Many people put their head in the sand when it comes to making a Will and I don’t blame them….. It’s no fun thinking about the end of your existence. When quizzed though most people DO care about what happens to their stuff after they’ve gone. You’ve got a favourite niece who has always admired your sapphire ring – you’d love for her to have it to remember you by. You’ve fallen out with your closest relative over that thing they did – there’s no way they deserve to inherit anything from you. Over your dead body! Oh….
Yet if you don’t make a Will then the law dictates who gets what, and guess what – your closest relative (the one that you can’t stand) is due to get everything. And that favourite niece? Well, she doesn’t make it on to the shortlist. Get where I’m coming from?
“Remember me when I am gone away”
We would all like to be remembered, wouldn’t we? Writing a Will is a sure-fire way of being remembered in lots of different ways. Leaving someone a significant amount of money they weren’t expecting is one way of doing it. You can change someone’s life with that! Leaving a legacy to your favourite charity is another way your name might live on in connection with the good work that gift might enable. Leaving someone a sentimental keepsake that will remind them of you every time they look at it is another way of staying in someone’s heart after you’ve gone.
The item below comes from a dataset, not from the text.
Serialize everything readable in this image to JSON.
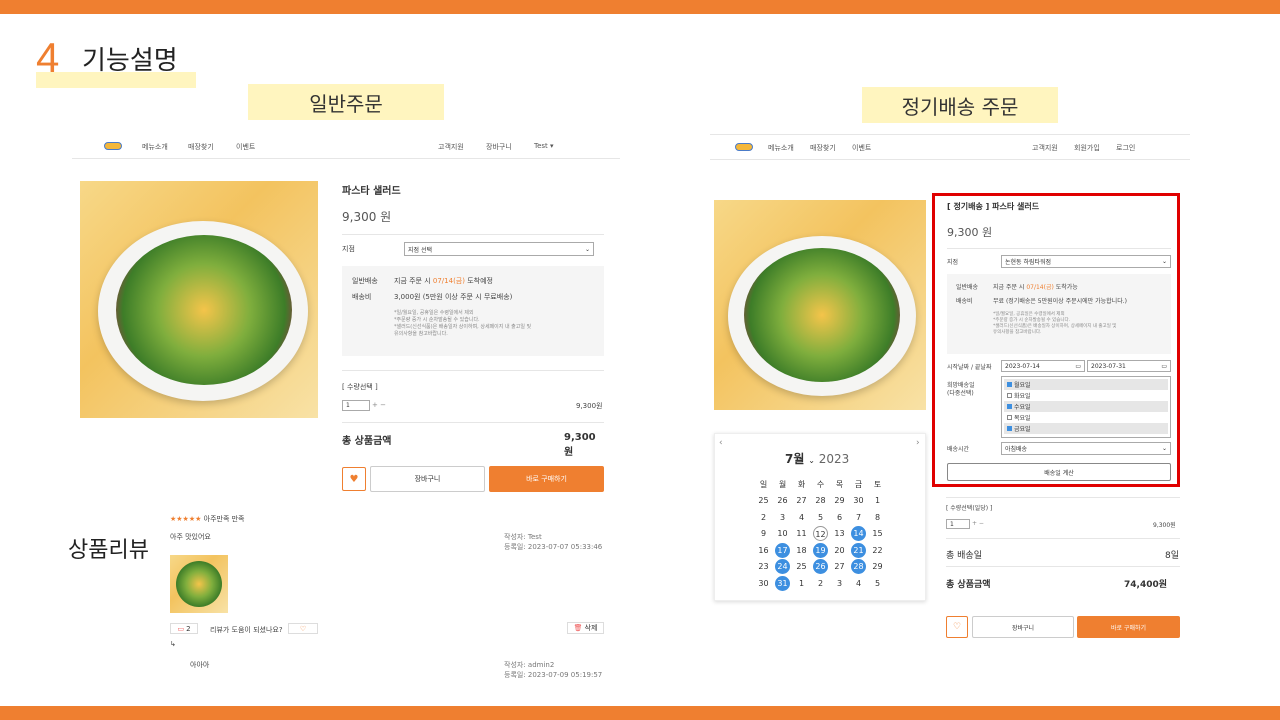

It’s not always as innocent as it looks though. I worked on a probate case once in which a mother left her youngest daughter a lawnmower in the hope “it would be as useful to her as she had been to her mother during her life”. The significance of this didn’t really come home until it was realised that the pair had fallen out long ago and the daughter lived in a top floor flat with no garden…….
I do not recommend this approach by the way – it’s one way to make sure that the Will gets disputed! Hell hath no fury than a garden-less beneficiary scorned. It’s also a rather public way to humiliate someone. Did you know that once a Will goes to probate it becomes a public document? Be careful what you bequeath.
You could just decide not to worry about it and let other people sort it out after you’ve gone. Yeah, if you don’t like them very much, that could be one way to go.
Being on the National Will Register circulation list, I receive regular emails when someone dies in my area, in case I might be holding a Will for them. More frequently than you’d think a request will come round for the Will of someone who has died 10 or 20 + years ago. Why has the Will not been requested long before??
My imagination usually goes into overdrive as I wonder why and, in my experience, the most common reason has tended to be – that a property has been passed to someone who never did anything to formalise the inheritance ie applying for the Grant of Probate and having the property formally transferred into their name. I’ve been involved in a number of cases where we had to start applying for Grants of Probate going back generations in order to put the legal paper trail in order. That’s a brain boggler and a story for another day. Not recommended though – sort it out while it’s all still fresh and you will save a lot of time and money.
Sometimes though, there’s a much sadder story behind it. Something like – person dies in a care home with no known relatives and without having made a Will. Person’s estate goes unclaimed for years. Eventually a relative comes forward, tries to claim the estate, and a Will search is triggered to check if that relative is actually entitled.
Or someone dies and it is assumed that a particular family member is entitled, who quietly pockets the money and someone later comes forward who has a greater claim on the estate. There’s a big kerfuffle, a Will search is put in motion and everything becomes acrimonious.
Sometimes family disputes can carry through multiple generations. For the want of a Will….. an entire family can come to blows over who they think deserves what.
Nope – wouldn’t want that for myself. Certainly wouldn’t want it for my clients.
Put your eggs in a row
If you’re the sort of person who likes their “eggs in a row”, making a Will is a no-brainer. Setting out what you want to happen after your death is the best way to ensure a harmonious tying up of your affairs. Unless you’re the one who left the lawnmower to the person in the high-rise….
Yes, there are sometimes disputes even when a Will has been made (a blog post for another day) but leaving no Will is a certain recipe for heartache and anxiety for those left behind. It gets in the way of the grieving process. And it can deprive a deserving person of an inheritance that could have passed easily to them under the terms of a Will but which could end up being lost.
Making a Will looks very objectively at how much value is in your estate but there’s an emotional dimension too – how do you want to be remembered, and by whom?
For information about making a Will why not get hold of a copy of my free estate planning guide.